How to Spend Your Tax Refund
If you're getting money back from the IRS this tax season, you may already have plans on how to spend that employment tax refund. Although it's tempting to start splurging on luxury items or exotic vacations, you could benefit from pausing and asking yourself: what is the smartest way to spend your tax refund?
From making an additional mortgage payment to taking a bite out of credit card debt, that extra bit of cash can go a long way to helping you achieve your long-term financial goals. And that’s why we’re here — to help you consider your options, think how that money can work best and to improve your financial health after you file your taxes.
What’s the Best Way to Spend the Money From Tax Returns?
The key is to make a list of your biggest fiscal priorities and rank them in order of importance. If you have more pressing needs, like a water heater that will soon need replacement, get that on your list, too. Take a look at these tax refund expense ideas to consider:
Pay off debts by reviewing your credit reports
A good way to start your process is to check in with the free annual credit report that the Equifax, Experian and TransUnion offer. Carefully review the names of debtors you’re still paying. Rank the debts according to amount.
And be sure to dig into details so you understand your interest rate on each debt. Completely paying off a credit card can greatly improve your credit utilization score, and that can mean good things for your credit report. Consider putting a large percentage of your tax refund towards high-interest debt like:
- Credit card debt
- Student loans
- Auto loans
- Home mortgages with an APR above 4.0
- Other unsecured debt loans
Prepay a bill
Pay your kid’s school tuition amount or annual insurance premiums can put more cash into your pocket year-round. It always feels good to take a financial burden off of your plate, and in some cases, you might even qualify a discount if you pay in full.
Make home improvements and car repairs
Maintenance is important for preventing a costly breakdown in the future. So, if your water heater is aging, or your roof needs replacing, consider spending your tax refund on those updates. Other preventative measures you can take when you have some extra cash on hand might be to replace worn appliances, take your vehicle in for a tune-up or new tires.
Invest in smart home appliances and sensors
By picking up smart home technology for your house, you can improve its overall safety and get a heads-up when something’s wrong. You don’t need to do it all at once. Start with a smart home hub that’s compatible with your smartphone. From alarm systems to water and flood sensors, this tech can revolutionize the way you interact with your phone.
Get personal umbrella liability protection
Do yourself a big favor and earmark a few dollars this year towards an umbrella insurance policy. With it, you’ll have extra protection that travels with you, wherever you go. It’s an additional layer of coverage — over and above the coverage limits of your existing home or auto policies. You can have more peace of mind if you’re faced with a liability lawsuit with umbrella protection in place.
Point your refund check towards your retirement
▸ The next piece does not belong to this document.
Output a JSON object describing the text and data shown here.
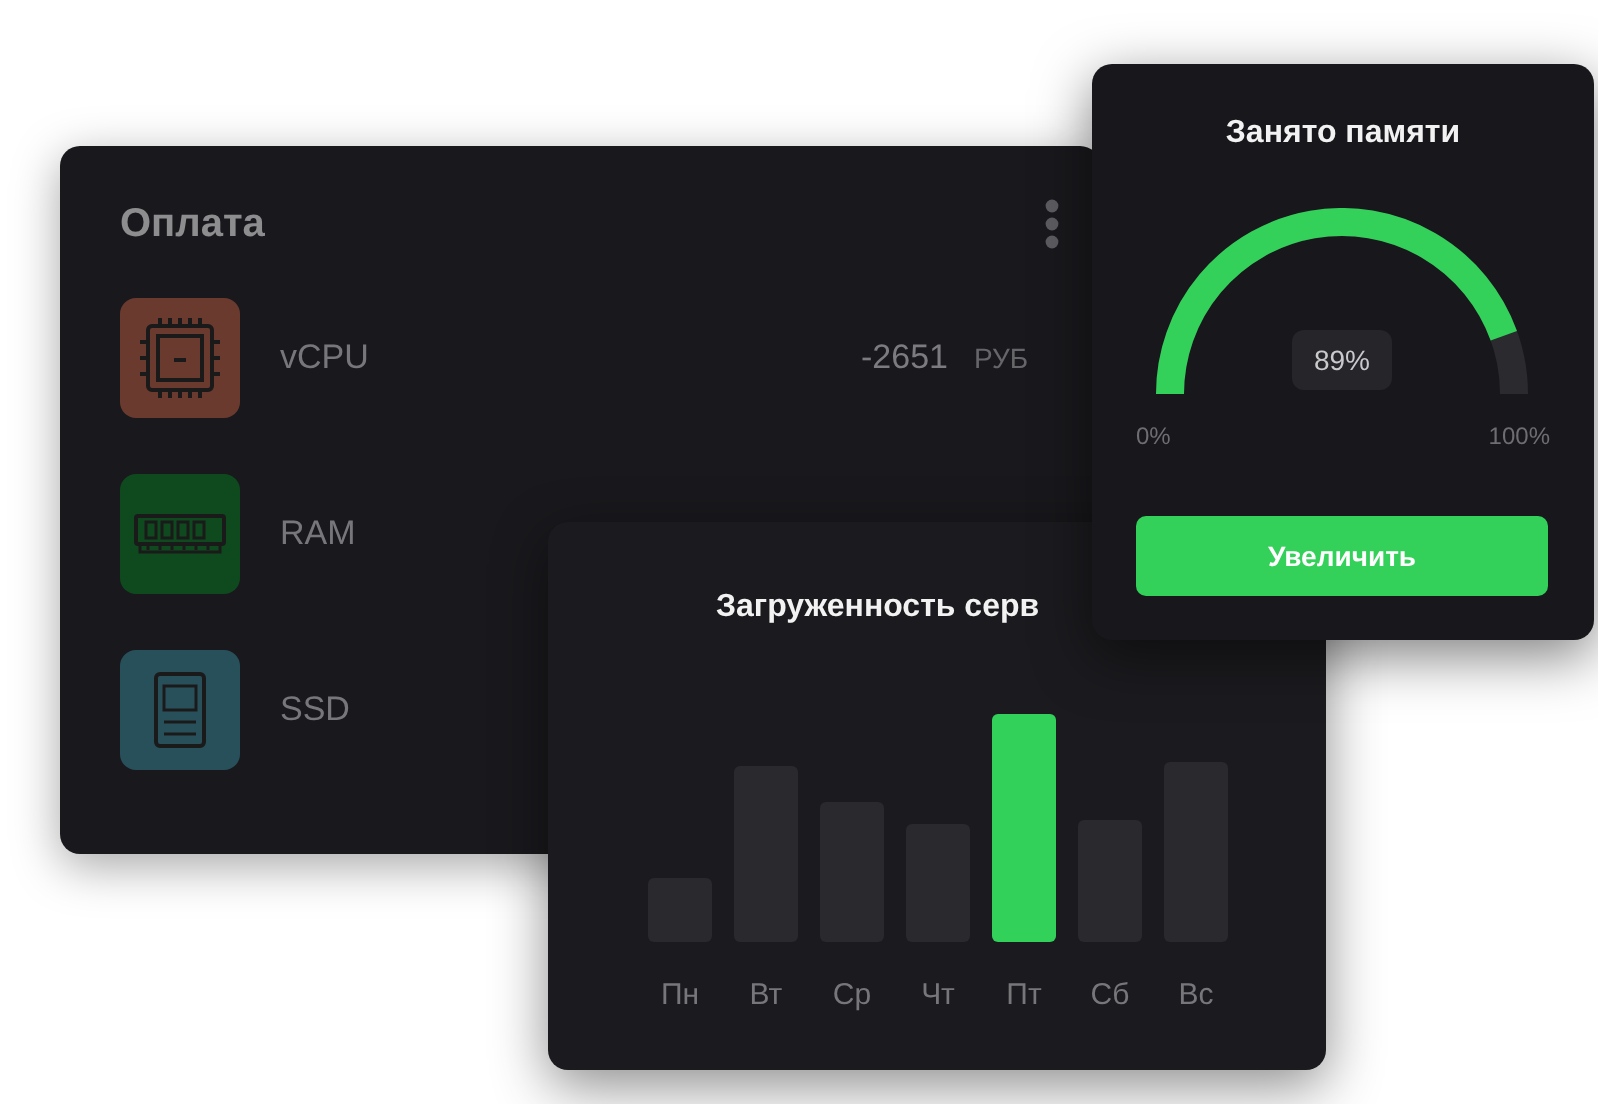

It pays to invest in yourself. If you have a Roth IRA or a 401k retirement account, this could be the perfect opportunity to bump up or even max out your contributions for the year. According to tax experts, this is a great way to prepare for the future. The younger you are, the more years that compound interest has time to work its magic.
Earmark money for upcoming medical needs
Plan for future medical costs by putting money aside into a checking account for deductibles and maximum out-of-pocket expenses. Take a close look at your healthcare coverage’s terms and conditions to learn about what you’ll be expected to pay.
You can also check in with your insurance company and get details directly from a customer service representative. You’ll may find a greater sense of security during your recovery when you know that you’ve got the money in place for costly dental or medical bills.
Add to your emergency fund
Placing a portion of your tax refund into a special emergency savings account will help you manage small problems as they happen. Even a few hundred dollars can really come in handy if you encounter an unexpected expense. More importantly, you’ll save on interest payments because that money can help prevent you from having to use your credit card.
Save some money for fun
After prioritizing your payout options above, do your best to set aside a small amount of your refund — and do something nice for yourself and your family. Whether it's concert tickets or a spa visit, there's nothing wrong with enjoying a no-guilt splurge once in a while.
Get the Coverage Your Family Needs
Now that you know some practical ways to use your tax refund from Uncle Sam, find out more about investing your money to really make the most of your hard-earned cash. Planning for the future also means getting the right coverage to take care of your family if something should happen.
Related Topics: Saving Money